Running a computer script (included below) I was testing to see how long it would take to match two numbers when selected at random from within a range. To my surprise the percentage of possibilities explored before finding a correct answer decreased as i raised the range. Is this correct? It seems counter intuitive. --code--: Code (Text): #!/usr/bin/python3 import sys import random x = int(sys.argv[1]) a = random.randint(0,x) b = random.randint(0,x) steps = 1 combos = x**2 while a != b: print('[{} {}]'.format(a,b), end=' ') a = random.randint(0,x) b = random.randint(0,x) steps += 1 percent = (steps / combos) * 100 print() print() print('[{} ! {}]'.format(a,b), end=' ') print('equality!'.upper()) print('steps'.upper(), steps) print('possble combinations = {}'.format(combos)) print('explored {}% possibilitys'.format(percent))
Each pair selected has a 1/x probability of being a match. It does not matter what the first pair member is. The second pair member has 1/x probability of matching. The expected number of guesses to get a match is going to be around x. You are looking at the ratio of x to x^{2}. Of course this decreases as x increases.
I'm not familiar with python, but if you want to do some experimentation with random numbers, you probably want to make sure first of all that you are using something better than the default random number method available in the language. Perhaps consider the following and see if that changes the result: "Warning The pseudo-random generators of this module should not be used for security purposes. Use os.urandom() or SystemRandom if you require a cryptographically secure pseudo-random number generator. http://docs.python.org/2/library/random.html"

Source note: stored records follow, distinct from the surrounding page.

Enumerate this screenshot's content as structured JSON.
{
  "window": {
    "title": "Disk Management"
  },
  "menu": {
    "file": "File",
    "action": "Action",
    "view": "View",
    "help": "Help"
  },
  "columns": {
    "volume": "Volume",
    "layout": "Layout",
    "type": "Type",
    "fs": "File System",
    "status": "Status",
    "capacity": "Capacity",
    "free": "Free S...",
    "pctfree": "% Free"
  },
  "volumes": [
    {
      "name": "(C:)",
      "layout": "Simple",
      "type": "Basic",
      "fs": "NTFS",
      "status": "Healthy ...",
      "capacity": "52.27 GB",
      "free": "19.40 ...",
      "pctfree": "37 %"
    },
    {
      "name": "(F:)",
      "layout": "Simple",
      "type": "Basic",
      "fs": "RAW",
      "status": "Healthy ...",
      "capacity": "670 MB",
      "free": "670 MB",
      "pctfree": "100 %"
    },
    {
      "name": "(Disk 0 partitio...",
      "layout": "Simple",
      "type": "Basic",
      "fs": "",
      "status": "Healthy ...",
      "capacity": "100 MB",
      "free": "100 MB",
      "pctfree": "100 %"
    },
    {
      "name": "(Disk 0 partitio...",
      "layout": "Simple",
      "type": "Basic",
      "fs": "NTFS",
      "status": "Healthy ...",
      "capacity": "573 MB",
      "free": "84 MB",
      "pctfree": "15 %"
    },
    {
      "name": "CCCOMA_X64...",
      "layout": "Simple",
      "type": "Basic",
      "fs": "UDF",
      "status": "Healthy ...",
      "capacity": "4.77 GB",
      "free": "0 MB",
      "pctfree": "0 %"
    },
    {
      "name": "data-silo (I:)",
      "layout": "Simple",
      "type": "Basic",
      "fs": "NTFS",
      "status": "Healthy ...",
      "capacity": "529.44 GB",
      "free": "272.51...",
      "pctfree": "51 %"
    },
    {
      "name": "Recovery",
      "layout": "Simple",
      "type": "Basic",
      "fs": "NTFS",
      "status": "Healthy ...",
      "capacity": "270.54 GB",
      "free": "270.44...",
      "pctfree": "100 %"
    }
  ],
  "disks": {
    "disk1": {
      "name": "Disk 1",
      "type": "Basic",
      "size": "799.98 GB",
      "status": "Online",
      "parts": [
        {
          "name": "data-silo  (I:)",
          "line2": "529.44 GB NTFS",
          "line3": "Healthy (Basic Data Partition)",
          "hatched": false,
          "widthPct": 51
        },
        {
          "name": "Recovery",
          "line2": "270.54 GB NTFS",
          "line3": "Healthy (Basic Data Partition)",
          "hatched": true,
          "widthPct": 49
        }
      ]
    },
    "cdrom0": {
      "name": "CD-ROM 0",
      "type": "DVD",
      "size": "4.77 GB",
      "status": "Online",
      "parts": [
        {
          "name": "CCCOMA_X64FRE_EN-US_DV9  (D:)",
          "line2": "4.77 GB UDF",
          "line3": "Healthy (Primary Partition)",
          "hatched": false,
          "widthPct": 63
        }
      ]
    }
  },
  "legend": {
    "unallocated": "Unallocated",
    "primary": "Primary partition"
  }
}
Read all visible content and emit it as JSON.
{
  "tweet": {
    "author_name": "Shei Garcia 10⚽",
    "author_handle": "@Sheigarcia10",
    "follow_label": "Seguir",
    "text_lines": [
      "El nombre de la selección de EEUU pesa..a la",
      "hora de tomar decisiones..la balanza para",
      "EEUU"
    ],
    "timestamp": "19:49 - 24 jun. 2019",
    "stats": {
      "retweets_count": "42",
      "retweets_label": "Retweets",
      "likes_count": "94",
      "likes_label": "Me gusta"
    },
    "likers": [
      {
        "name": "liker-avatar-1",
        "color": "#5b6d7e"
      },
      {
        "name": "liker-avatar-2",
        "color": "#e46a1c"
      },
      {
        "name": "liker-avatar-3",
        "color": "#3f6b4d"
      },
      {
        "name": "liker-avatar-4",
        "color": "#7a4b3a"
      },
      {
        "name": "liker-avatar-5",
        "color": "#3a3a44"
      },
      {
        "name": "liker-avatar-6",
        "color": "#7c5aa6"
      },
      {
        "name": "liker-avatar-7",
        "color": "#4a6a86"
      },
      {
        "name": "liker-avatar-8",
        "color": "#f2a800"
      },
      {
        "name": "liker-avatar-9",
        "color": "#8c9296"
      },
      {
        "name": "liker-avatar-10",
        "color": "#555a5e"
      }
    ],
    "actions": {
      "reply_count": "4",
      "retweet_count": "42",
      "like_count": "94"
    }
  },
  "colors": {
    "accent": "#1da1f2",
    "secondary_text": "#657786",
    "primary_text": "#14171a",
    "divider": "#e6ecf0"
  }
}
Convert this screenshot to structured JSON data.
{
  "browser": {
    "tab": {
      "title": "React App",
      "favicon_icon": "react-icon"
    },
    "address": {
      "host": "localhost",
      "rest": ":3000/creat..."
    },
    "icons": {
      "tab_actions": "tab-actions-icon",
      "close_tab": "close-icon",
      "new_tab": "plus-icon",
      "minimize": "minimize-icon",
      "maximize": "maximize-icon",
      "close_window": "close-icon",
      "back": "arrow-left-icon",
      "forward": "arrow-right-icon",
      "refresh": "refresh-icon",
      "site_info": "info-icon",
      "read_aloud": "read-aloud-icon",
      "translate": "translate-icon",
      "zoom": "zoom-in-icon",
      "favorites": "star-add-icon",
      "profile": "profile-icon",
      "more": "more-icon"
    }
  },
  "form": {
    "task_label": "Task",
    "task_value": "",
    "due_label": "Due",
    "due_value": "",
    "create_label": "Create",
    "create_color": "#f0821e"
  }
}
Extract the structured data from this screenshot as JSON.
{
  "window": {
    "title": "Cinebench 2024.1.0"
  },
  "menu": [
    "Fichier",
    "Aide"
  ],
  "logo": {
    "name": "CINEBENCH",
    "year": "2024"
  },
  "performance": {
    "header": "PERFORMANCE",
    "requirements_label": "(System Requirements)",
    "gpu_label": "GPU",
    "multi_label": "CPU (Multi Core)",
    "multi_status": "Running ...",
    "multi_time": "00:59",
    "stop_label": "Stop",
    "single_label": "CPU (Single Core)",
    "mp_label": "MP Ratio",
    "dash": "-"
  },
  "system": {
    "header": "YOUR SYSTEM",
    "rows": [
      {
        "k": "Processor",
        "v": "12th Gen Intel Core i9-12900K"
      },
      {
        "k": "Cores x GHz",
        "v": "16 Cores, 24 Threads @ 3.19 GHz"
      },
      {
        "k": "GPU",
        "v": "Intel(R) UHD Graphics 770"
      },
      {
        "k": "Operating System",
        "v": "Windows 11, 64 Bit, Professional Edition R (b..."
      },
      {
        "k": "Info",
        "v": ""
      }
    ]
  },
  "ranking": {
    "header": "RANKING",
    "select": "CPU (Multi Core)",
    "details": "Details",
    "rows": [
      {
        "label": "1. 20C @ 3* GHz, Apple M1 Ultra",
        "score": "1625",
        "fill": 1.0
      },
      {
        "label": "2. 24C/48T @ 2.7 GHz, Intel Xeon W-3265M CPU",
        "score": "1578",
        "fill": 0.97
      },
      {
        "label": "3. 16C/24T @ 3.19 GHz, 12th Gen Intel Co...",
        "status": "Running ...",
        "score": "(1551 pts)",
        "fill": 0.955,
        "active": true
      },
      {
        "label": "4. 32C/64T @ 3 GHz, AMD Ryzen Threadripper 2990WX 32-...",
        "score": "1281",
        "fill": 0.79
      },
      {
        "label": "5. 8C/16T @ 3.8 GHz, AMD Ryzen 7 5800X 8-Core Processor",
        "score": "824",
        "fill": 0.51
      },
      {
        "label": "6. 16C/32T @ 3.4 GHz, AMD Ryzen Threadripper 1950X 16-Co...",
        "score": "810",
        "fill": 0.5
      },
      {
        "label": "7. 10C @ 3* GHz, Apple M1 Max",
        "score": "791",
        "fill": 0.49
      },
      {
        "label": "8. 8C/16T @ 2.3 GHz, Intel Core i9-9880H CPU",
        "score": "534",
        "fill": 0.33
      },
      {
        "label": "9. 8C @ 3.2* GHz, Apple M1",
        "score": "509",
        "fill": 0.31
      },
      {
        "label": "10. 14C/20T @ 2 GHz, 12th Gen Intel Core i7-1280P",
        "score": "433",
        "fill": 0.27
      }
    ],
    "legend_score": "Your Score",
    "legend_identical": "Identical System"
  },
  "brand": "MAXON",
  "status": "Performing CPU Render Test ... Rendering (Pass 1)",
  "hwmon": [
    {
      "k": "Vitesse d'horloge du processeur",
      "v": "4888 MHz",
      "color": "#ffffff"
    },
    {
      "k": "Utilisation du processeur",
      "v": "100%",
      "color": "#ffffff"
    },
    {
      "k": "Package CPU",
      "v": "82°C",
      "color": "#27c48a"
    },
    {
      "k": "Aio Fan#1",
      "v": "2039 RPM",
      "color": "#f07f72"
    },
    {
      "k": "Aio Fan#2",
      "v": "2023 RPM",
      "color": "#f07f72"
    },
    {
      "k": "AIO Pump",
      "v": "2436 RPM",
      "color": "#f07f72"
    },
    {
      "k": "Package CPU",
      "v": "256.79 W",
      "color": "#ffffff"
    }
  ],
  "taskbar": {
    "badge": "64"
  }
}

It's 1/(x+1), not 1/x. The OP used randint(0,x), which returns a uniformly distributed random integer between 0 and x, inclusive. x+1, to be precise. Python's random module uses the Mersenne twister with a state size of 19937 bits. That is a very good pseudo random number generator. It is not the bad old rand().